Diary of a Wimpy Kid: Dog Days (94 min., PG) The third go-round in the series based on the popular children’s books. A scene in a pool involves a lot of toilet humor — kids peeing in the pool or holding up icky diapers. A locker-room scene right before that shows a kid horrified at the sight of men with hairy backs or bending over in swimsuits and showing a little derriere cleavage. Later, a child pretends to be drowning and is rescued by a man who gives him mouth-to-mouth. The scene is played as farce, but it and the locker-room scenes have a weird, homophobic vibe that seems tasteless and unnecessary.
The middle ground
The Bourne Legacy (134 min., PG-13) Jeremy Renner isn’t named Bourne, but like Matt Damon’s character in the three previous Bourne movies he’s a CIA assassin on the run. The mayhem features drone attacks, explosions, gun battles, and bone-cracking hand-to-hand combat, as well as occasional midrange profanity. A man’s multiple murder of his co-workers in a pharmaceutical lab is very unsettling, given real-life news these days.
Hope Springs (100 min., PG-13) Long-married couple Meryl Streep and Tommy Lee Jones seek marriage counseling from Steve Carell. The film includes several quite explicit (for a PG-13) sexual situations, as the couple try to renew their relationship. There is no nudity, but some of the sex scenes feel quite intimate and real compared to other films. Sexual acts are discussed fairly graphically in the counseling sessions. There is also occasional profanity.
Step Up Revolution (97 min., PG-13) From the first shot of young women’s derrieres in string bikinis, it’s clear that the PG-13 envelope will be getting pushed in terms of sexuality in dress and dance. So the film is problematic for middle schoolers whose parents worry about the hyper-sexualization of pop culture. The choreography involves a lot of heavily sexual moves. The actual plot treads lightly as regards such matters. The script includes rare mild profanity and crude language.
Total Recall (109 min., PG-13) This remake of the 1990 sci-fi movie about manufactured memories may be too relentlessly intense for middle schoolers.

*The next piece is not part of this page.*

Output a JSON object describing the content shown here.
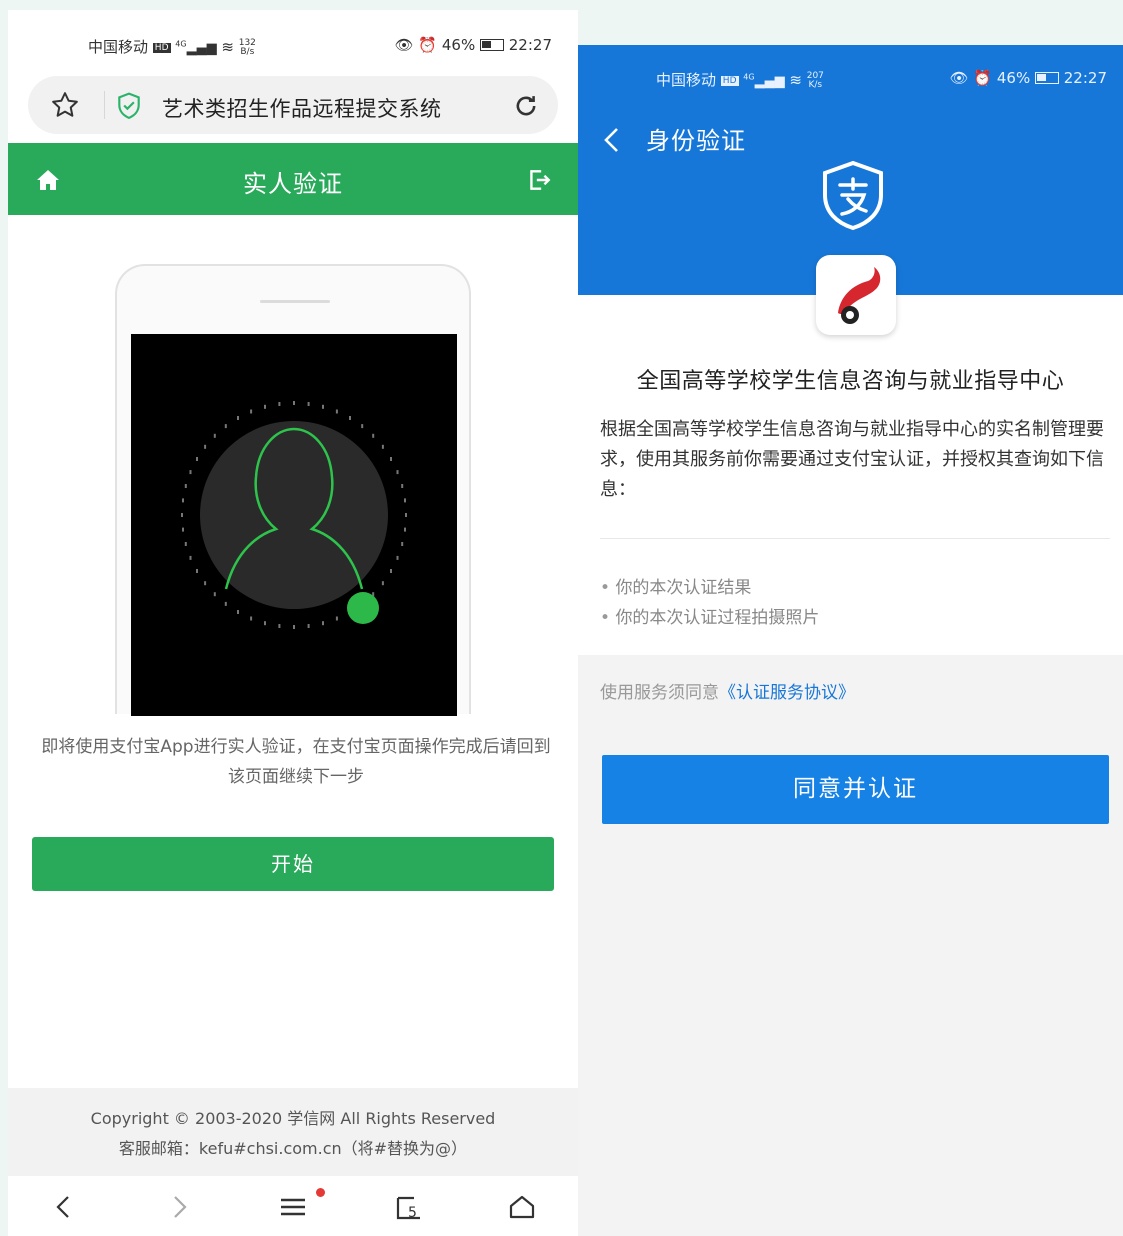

The fights are bone-crushing, the chases more cool than scary, with futuristic vehicles zooming along elevated highways. There is little actual gore, but the hero bloodily uses a glass shard to cut an under-the-skin cellphone/global positioning device out of his hand. Early on, there is understated sexuality. In a red light district, we see prostitutes in suggestive clothes and one who bares her triple-breasted chest. The script includes midrange profanity.
The Campaign (85 min., R) Profanity, graphic sexual situations, ethnic stereotyping, and general meanness pervade this satire of contemporary politics. A baby is accidentally punched in the face — in a slow-motion close-up. A dog comes in for the same treatment. This is obviously fake, but some people won’t be amused.
Ruby Sparks (104 min., R) The rating for this update of the classic Pygmalion tale is mostly the result of language. Blocked writer Paul Dano imagines a character (Zoe Kazan) whom he falls in love with when she comes to life. Characters use very strong profanity and crude sexual language. They also smoke pot and make verbal drug references. One scene where Dano very overtly manipulates Kazan’s feelings might disturb younger viewers.
The Watch (95 min., R) This comedy about neighborhood vigilantes on the lookout for extraterrestrials has queasy-making echoes of the Trayvon Martin case. The dialogue bristles with profanity and graphic sexual slang. A secondary character has an orgy in his basement, with graphically implied sexual situations and toplessness. A teenage make-out scene involves a girl having to fight off a boy. The invaders (humanoid/lizard hybrids, with razor teeth) impale victims on pincerlike arms. The dead are all minus their innards and skin.